Scan the listing for the word "this", and copy out each line where it is found.

*** Begin section ***

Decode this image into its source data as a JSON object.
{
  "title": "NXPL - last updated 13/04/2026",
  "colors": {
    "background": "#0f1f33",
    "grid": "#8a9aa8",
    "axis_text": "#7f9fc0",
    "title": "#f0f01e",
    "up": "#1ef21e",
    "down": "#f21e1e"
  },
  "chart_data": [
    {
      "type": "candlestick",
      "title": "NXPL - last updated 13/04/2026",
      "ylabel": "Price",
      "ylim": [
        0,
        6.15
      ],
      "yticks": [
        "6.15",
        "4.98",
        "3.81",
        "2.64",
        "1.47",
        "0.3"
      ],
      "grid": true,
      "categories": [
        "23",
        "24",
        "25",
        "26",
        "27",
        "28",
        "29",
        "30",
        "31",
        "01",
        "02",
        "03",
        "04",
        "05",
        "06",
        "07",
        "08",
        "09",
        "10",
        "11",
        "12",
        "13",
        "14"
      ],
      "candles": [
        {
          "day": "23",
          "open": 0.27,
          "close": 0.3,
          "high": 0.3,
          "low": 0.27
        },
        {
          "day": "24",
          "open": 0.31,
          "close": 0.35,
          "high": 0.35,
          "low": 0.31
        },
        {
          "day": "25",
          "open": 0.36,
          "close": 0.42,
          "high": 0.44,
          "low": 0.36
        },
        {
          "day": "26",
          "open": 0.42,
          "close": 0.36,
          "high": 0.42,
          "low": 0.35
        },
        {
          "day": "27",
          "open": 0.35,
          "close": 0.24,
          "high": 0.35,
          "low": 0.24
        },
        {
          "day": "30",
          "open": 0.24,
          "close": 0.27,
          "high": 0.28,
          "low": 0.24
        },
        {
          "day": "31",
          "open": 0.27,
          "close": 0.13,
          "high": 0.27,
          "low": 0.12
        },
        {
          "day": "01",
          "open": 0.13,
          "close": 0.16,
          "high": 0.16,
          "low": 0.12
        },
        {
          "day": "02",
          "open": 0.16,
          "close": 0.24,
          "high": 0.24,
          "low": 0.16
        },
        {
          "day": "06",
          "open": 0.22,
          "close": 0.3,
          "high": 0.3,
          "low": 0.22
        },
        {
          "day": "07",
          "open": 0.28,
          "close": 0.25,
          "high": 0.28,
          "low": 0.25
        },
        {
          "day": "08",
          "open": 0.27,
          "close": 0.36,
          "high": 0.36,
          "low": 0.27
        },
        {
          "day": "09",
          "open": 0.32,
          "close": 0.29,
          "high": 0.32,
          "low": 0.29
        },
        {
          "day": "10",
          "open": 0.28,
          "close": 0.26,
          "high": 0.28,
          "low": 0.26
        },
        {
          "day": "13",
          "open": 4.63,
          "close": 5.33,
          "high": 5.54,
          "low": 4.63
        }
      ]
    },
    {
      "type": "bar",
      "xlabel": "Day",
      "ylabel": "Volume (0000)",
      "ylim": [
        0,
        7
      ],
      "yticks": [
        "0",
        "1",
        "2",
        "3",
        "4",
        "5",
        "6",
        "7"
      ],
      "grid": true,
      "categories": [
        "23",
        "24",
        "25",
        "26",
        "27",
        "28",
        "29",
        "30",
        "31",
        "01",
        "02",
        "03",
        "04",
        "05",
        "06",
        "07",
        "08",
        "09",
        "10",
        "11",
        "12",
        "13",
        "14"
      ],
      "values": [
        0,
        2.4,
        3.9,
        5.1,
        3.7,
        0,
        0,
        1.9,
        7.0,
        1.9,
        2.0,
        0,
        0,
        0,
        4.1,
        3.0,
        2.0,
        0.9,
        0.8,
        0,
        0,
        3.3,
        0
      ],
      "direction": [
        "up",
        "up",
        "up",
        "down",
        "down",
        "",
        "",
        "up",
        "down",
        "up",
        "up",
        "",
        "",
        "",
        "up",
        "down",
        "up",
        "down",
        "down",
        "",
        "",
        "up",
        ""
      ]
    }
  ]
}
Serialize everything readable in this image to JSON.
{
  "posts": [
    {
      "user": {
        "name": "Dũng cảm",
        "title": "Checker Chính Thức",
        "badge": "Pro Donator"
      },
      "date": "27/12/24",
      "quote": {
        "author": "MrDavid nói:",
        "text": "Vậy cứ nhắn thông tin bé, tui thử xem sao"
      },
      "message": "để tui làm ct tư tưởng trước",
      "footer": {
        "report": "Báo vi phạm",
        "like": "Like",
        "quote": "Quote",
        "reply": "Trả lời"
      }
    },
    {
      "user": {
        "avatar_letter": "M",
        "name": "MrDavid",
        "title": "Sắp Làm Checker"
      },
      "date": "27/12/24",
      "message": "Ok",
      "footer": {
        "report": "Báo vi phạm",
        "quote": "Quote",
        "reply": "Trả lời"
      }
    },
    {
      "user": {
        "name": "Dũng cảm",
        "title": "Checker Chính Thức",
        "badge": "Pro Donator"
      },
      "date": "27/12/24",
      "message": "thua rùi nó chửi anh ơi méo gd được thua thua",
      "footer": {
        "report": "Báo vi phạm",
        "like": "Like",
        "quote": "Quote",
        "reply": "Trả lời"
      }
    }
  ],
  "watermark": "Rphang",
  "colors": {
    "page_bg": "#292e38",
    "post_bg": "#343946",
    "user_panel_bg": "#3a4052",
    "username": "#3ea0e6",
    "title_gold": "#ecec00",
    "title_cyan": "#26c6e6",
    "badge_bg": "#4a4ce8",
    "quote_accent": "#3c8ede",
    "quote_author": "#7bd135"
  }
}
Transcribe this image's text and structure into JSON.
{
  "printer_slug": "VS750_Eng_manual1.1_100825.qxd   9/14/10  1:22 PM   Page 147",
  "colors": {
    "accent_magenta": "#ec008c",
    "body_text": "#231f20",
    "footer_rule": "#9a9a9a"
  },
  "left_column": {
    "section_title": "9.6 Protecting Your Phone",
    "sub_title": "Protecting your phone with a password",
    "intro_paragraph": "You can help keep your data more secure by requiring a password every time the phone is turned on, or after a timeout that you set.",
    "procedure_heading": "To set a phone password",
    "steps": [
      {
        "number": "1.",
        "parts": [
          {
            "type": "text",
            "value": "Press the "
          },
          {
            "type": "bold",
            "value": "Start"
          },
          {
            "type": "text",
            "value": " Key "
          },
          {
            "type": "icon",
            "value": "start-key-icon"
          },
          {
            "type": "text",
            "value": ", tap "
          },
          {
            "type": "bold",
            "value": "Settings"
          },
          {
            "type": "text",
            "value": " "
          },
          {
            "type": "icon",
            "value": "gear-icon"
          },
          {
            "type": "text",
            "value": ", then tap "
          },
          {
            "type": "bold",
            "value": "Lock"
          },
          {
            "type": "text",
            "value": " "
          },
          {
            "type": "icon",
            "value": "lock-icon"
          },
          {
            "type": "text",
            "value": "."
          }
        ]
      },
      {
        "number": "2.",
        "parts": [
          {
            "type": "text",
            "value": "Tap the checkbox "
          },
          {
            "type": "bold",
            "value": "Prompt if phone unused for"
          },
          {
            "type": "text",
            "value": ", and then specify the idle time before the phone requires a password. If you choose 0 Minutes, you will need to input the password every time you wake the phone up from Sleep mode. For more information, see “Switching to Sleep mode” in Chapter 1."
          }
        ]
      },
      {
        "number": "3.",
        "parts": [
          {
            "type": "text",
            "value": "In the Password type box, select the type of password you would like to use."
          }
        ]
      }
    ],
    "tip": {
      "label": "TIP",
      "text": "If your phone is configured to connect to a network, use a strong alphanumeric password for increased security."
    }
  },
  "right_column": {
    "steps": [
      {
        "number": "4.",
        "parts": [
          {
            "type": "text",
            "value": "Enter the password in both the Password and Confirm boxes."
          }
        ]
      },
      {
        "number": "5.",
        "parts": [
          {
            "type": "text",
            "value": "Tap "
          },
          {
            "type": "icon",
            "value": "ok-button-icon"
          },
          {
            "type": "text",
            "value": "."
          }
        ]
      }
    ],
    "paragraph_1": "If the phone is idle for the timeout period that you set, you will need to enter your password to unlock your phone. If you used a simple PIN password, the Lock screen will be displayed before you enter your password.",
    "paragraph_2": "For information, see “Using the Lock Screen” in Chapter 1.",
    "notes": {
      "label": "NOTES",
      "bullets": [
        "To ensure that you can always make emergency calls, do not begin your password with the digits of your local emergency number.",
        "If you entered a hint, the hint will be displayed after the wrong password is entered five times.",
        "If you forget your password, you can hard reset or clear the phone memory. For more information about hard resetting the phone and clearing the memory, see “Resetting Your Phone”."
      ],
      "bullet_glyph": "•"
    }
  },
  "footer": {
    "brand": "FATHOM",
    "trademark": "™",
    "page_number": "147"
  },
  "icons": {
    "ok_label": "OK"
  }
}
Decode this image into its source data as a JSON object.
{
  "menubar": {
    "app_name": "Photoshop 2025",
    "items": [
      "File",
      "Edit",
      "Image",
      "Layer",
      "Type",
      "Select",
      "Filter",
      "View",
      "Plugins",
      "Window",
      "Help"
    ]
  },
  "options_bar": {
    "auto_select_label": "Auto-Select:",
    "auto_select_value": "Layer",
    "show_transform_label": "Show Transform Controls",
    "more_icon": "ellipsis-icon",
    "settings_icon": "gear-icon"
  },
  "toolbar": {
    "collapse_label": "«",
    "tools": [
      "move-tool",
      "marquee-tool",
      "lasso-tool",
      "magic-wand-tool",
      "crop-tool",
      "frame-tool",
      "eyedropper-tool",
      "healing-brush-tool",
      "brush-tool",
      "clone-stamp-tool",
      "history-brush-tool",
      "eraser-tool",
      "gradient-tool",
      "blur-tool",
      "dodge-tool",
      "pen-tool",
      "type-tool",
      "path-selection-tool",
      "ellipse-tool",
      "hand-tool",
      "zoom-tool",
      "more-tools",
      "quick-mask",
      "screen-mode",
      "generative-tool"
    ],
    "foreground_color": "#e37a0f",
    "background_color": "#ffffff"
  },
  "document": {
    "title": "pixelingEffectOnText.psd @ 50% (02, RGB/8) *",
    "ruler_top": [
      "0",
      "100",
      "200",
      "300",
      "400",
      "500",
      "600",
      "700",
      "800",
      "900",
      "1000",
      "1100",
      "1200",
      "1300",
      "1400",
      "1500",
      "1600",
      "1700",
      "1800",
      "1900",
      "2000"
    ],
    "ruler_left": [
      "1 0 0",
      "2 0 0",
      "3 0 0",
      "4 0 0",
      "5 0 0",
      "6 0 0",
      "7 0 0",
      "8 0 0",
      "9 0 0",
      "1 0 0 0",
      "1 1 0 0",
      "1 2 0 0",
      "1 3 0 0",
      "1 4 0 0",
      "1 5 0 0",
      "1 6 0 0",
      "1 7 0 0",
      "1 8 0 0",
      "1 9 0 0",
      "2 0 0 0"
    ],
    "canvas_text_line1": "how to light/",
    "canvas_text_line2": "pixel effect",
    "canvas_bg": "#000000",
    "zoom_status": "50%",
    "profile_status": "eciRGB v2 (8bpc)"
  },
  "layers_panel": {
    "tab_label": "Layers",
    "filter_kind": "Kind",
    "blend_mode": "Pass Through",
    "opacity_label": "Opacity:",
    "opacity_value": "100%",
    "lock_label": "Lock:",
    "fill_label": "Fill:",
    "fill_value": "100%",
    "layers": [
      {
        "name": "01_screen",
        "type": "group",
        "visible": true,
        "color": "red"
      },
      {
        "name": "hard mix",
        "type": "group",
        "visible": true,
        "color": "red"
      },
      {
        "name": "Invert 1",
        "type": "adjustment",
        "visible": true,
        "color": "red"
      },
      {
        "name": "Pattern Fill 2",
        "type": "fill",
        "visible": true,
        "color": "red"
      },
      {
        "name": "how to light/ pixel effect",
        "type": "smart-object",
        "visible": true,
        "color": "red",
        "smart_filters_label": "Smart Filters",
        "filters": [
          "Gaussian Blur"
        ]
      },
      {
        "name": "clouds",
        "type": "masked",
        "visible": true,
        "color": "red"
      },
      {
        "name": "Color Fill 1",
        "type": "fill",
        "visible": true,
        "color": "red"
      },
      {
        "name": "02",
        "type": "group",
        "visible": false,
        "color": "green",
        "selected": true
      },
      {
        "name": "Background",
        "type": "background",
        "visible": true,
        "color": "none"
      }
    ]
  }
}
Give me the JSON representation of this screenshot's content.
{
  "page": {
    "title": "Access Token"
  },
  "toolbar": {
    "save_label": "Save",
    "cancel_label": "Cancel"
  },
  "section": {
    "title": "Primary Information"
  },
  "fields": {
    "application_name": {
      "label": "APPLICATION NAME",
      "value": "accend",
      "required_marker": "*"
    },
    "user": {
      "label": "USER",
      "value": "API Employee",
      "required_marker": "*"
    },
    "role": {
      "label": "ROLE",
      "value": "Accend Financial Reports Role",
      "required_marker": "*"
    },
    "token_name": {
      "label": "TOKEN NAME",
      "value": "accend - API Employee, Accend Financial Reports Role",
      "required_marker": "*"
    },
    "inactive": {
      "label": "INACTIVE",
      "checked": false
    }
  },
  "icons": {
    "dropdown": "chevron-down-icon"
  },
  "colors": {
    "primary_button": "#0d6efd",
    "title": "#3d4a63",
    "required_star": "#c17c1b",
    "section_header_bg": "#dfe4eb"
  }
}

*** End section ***

Finished exercise:
Decode this image into its source data as a JSON object.
Serialize everything readable in this image to JSON.
Transcribe this image's text and structure into JSON.
Decode this image into its source data as a JSON object.
Give me the JSON representation of this screenshot's content.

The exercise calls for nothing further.